The accuracy score is perhaps the single most important tool for earphone design.
A perfect recording of a live performance played through earphones with 100% accuracy would produce the same sound at the eardrum as the live performance. A complicating factor is that the acoustic resonance and horn effects of the ear change a flat signal entering the open ear to an eardrum signal with the approximate frequency characteristic of the target curve. A perfect earphone will create that same frequency characteristic at the eardrum.
Target curves on Etymotic Research graphs indicate 100% accuracy: The open ear diffuse-field response of the KEMAR® manikin modified to compensate for the high frequency boost added to high-quality recordings. This modification (approximately 5 dB at 10 kHz) is necessary to avoid earphones sounding too bright on commercial recordings. Commercial recordings have a high-frequency boost that compensates for the high frequency roll-off in studio monitor loudspeakers and high-quality stereo loudspeakers and earphones.
Earphone response was measured on a KEMAR® manikin that has the same acoustic properties as the average head and ear. 25-band accuracy scores are calculated by summing the difference between the earphone response and the target response in each 1/3 -octave band from 50 Hz to 12.5 kHz.

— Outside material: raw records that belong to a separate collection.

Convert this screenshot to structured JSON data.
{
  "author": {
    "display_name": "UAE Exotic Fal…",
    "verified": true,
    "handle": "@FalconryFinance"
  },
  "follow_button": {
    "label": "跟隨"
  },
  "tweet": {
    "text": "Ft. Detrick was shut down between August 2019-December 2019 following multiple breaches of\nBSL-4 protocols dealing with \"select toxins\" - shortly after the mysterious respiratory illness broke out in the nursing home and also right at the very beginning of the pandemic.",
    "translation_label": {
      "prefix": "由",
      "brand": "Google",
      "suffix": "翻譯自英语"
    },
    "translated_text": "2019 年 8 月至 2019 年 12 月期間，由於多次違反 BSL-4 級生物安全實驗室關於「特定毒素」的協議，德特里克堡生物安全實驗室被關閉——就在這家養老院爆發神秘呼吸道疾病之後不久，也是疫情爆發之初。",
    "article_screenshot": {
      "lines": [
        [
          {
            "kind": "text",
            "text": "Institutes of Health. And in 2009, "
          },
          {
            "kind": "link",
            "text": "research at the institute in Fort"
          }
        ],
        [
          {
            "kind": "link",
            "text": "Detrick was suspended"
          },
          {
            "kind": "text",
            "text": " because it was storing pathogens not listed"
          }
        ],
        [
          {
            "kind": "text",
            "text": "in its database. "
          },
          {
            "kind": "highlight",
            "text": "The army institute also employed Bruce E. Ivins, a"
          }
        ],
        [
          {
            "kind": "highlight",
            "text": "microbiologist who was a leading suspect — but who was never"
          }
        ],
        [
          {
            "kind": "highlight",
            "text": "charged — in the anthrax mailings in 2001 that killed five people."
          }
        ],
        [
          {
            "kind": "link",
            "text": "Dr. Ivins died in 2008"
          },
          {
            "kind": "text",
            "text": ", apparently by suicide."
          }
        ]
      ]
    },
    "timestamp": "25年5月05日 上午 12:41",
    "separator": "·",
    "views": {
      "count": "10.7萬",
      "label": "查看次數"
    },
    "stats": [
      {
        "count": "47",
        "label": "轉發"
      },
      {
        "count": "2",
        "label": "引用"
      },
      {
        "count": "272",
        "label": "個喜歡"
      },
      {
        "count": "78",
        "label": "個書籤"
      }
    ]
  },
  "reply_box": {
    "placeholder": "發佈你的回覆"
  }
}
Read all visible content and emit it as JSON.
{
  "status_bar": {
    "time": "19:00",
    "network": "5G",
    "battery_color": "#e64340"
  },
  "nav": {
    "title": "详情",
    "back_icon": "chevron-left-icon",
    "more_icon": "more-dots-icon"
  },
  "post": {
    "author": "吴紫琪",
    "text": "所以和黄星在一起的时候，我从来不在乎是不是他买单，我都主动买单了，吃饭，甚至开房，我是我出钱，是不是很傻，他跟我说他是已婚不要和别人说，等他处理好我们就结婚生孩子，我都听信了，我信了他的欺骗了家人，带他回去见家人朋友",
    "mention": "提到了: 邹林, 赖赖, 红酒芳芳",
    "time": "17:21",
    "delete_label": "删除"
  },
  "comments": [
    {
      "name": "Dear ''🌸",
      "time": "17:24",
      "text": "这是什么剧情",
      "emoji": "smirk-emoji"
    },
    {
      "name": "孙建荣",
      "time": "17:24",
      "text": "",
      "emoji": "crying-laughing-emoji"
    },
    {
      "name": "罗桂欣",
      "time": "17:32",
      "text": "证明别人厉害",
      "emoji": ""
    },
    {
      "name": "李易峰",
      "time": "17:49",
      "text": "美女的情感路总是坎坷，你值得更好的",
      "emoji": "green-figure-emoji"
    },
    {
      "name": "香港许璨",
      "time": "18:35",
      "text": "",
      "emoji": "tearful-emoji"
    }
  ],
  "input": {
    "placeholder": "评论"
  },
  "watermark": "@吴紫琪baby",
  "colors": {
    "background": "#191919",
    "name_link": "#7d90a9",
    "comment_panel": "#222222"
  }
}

In the 1970s, Consumers Union used an "Accuracy Score" to rate loudspeakers. Consumer Reports reported that it was possible to predict listeners' loudspeaker ratings within 8% from a calculation based on one-third-octave frequency response measurements converted to loudness in sones. The average error in loudness from a perfect system, subtracted from 100%, gives the accuracy score. Etymotic Research extended this 21-band calculation to a 25-band calculation and routinely uses the 25-band accuracy score in all earphone designs.
Other in-the-ear earphone manufacturers do not report accuracy scores, but Etymotic Research continues to test competitive products. The accuracy scores of Etymotic earphones are higher than all competitive earphones we've tested, except electrostatic headphones that cost thousands of dollars.